She was a liability who would only prove useful once the bioweapon accomplished his mission.
Yet, as he watched dutifully the fight in the plaza, Nicholai considered that his assumptions may have been too hasty: she kicked back at the creature with raw, unbridled anger. She trotted around the plaza, crawled on the pavement, ducked down every time one claw or tentacle threatened to grab her; her movements spoke in brute force, like a caged animal who would retaliate with violence. Even from a distance, the injuries and scratches in her skin were noticeable, but she pushed forward like she had lost the ability to sense pain, her features twisted in a grimace as she shot grenade after grenade at the four-legged thing dripping blood and churned scraps of flesh.
She didn’t look so soft and fragile now, bathed in blood and viscera, lit up like a bonfire that grew taller and taller—and he found himself shifting his thoughts from analytical combat analysis to admiring her prime example of tenacity and fearlessness.

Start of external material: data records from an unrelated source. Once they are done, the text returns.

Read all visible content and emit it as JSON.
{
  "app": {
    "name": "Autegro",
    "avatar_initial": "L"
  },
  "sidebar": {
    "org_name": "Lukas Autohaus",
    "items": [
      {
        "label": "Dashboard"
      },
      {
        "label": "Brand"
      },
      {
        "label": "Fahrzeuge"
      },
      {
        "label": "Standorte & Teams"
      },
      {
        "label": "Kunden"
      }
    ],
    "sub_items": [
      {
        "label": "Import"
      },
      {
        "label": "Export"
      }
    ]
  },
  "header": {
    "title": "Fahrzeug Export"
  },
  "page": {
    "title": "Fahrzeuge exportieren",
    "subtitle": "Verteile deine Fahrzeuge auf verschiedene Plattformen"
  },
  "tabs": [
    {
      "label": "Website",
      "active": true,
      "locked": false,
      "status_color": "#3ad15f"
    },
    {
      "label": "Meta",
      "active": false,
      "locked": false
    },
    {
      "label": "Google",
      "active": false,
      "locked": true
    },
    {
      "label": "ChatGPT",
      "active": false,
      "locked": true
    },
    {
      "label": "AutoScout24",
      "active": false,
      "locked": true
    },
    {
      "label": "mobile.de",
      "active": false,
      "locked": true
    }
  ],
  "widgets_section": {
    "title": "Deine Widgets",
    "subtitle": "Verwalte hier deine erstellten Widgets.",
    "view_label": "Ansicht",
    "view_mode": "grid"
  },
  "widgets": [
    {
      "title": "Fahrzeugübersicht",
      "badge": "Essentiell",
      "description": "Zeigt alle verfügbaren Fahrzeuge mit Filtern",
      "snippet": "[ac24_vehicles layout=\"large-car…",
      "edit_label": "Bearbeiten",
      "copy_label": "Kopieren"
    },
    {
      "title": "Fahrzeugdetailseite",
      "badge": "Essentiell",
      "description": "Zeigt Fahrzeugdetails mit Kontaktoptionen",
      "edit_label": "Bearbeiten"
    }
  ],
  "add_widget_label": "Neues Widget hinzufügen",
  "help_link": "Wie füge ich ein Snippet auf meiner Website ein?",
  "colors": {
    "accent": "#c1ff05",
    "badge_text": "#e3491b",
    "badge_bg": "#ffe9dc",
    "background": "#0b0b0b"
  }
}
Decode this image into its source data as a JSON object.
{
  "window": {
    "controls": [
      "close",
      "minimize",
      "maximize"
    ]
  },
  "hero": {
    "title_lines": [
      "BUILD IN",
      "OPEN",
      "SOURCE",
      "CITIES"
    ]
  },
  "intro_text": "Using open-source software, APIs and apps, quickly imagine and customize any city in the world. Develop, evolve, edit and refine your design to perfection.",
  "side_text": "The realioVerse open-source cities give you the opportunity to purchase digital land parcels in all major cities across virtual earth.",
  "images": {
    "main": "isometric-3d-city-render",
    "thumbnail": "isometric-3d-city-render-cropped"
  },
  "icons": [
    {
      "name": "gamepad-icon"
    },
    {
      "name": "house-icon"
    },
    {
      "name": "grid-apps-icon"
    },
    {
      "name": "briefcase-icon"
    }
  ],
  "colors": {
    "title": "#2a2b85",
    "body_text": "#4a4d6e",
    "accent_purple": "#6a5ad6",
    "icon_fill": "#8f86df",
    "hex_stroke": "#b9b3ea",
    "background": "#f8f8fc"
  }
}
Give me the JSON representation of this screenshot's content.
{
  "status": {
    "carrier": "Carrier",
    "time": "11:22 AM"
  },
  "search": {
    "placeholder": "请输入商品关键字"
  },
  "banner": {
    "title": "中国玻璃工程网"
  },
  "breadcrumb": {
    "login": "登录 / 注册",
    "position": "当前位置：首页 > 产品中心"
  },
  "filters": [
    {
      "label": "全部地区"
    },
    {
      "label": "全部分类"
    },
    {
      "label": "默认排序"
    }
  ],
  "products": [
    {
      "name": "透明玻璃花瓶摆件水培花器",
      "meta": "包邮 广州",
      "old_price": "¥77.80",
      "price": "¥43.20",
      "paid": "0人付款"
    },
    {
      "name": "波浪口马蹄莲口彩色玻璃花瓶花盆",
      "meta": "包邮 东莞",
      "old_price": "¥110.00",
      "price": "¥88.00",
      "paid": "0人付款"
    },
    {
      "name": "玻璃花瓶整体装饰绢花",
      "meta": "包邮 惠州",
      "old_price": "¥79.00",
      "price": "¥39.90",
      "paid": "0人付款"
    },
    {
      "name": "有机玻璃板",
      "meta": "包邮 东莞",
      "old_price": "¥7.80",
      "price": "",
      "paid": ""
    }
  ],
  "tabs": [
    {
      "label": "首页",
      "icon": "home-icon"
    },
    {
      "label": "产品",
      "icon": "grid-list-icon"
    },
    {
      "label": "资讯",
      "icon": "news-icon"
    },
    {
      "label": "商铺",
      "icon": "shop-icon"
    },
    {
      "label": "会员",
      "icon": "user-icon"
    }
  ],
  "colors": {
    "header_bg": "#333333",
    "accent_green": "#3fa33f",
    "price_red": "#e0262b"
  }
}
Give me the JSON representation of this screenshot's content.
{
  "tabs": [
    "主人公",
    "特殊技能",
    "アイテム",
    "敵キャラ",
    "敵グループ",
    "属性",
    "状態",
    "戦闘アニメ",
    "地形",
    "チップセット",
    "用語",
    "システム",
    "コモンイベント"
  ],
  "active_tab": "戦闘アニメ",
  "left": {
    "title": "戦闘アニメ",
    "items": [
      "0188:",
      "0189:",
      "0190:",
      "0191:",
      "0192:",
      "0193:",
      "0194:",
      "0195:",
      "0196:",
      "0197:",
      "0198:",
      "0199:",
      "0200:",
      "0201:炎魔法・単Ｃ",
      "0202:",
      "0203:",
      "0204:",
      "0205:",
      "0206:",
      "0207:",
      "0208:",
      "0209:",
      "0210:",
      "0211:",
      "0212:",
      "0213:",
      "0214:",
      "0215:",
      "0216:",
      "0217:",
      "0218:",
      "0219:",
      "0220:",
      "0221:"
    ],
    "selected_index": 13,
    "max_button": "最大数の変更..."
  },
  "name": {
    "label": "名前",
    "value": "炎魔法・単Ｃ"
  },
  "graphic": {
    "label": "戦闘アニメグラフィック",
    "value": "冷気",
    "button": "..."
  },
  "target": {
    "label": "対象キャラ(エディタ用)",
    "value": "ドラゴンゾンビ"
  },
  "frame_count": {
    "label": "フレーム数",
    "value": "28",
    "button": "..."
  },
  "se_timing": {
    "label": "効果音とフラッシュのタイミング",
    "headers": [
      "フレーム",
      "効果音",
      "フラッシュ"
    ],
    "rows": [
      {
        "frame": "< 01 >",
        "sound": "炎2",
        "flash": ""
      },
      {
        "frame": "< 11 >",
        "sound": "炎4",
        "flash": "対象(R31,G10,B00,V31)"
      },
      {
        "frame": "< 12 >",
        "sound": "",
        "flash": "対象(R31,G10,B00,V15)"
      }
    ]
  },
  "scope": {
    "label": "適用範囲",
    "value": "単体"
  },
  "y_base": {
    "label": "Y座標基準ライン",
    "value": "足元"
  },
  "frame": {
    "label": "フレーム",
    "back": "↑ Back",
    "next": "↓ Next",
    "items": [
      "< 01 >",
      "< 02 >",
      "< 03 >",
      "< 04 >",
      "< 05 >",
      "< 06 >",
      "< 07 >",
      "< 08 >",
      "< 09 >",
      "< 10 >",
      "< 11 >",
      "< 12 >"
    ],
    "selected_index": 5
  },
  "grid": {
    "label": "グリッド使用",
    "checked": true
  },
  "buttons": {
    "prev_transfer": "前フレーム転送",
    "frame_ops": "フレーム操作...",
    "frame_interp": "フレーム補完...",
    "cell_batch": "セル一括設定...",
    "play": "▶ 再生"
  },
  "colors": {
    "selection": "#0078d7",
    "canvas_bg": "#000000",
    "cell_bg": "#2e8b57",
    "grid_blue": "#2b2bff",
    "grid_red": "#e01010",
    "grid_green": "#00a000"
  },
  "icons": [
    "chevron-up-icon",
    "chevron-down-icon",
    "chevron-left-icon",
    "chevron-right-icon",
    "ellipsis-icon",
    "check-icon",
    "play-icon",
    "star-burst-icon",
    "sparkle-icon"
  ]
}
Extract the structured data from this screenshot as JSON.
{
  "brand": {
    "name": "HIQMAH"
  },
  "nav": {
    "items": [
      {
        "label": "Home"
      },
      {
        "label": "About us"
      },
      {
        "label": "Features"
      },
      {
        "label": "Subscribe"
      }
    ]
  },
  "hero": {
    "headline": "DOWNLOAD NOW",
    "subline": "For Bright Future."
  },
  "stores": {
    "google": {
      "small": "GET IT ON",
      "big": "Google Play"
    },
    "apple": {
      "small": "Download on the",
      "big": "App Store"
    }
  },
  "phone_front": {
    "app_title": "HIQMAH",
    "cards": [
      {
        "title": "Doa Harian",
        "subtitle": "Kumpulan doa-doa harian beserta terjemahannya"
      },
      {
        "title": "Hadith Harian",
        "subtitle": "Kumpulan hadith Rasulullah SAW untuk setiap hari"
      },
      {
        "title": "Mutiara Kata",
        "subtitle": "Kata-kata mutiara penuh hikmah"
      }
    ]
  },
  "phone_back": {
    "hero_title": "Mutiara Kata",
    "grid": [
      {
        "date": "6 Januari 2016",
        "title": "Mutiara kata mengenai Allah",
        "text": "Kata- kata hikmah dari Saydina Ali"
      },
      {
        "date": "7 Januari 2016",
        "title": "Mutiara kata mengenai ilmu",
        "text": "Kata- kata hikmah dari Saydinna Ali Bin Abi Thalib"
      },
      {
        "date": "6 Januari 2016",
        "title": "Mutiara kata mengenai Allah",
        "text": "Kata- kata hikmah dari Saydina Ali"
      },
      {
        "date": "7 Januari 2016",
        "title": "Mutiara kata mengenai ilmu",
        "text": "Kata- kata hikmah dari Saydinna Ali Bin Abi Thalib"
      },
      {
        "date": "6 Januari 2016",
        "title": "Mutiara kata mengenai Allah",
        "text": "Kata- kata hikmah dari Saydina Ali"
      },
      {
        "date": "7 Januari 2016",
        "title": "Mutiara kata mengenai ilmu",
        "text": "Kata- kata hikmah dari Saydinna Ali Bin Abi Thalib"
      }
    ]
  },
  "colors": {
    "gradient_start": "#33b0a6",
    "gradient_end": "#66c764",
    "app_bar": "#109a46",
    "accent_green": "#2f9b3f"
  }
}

A sight to behold.
When Nicholai glanced to the side again, the spasms had stopped. He continued his task meticulously, extracting the tissue sample from Project Nemesis and securing it in a small metallic canister as per orders, but his eyes wandered towards her. The thorn-like spur protruded from her left arm like a lance, traces of foam gathered around her mouth. The complexion of her skin paled by the minute, as if life withdrew out of her with every short breath she gasped.
After collecting the sample, Nicholai stood up and walked to the gate. He made a mental note of every physical change he had noticed, timing them with precision.
He had come expecting to salvage more data on the creature, and here she had offered him a golden opportunity—first-hand information on the infection process for Project Nemesis’ distinct strain. An excellent addition, and he was sure he could press for an extra million just for this. Maybe more if he managed to make both his clients bid for it.
Climbing up the barricade of crushed police cars on his left, Nicholai sauntered around the portcullis and surrounded it until he found himself in the opposite entrance. Her body came closer into view, clearly distinguishable despite the dim light. At this distance, Nicholai noticed her condition was probably worse than he had deemed. Drool fell from her mouth, eyes rolled back and half shut; some of her muscles still twitched, while her chest went up and down erratically, like a fish out of water. Knelt beside her, Nicholai seized her chin and shifted her head sideways, checking for any noteworthy alterations. As he studied her features, he realised he felt—what would the word be? Disappointed.
Perhaps that she was about to die already, becoming a witness of how her strength was abandoning every bone in her body, rendered motionless at last by the creature. She might wake up in a couple of hours like a zombie, and he would put a bullet to her brain then. It still had a bitter aftertaste. Such a striking contrast from minutes ago, when she had been alive with rage and fire in her eyes. It made his job easier, no doubt—but less exciting, too.
His fingers wandered inside one of his front pockets, picking up a hollow syringe. He poked the needle in her upper arm, the empty canister filling up with dark red blood. After placing it safely along with Project Nemesis’ sample, Nicholai stood up once again and leaned against the portcullis’ wall. Quickly, he checked his watch before fixing his eyes on her once again. His lips quirked up in a lopsided grin.
In any case, money wouldn’t be the only reward from tonight, he thought—he’d keep the memory too.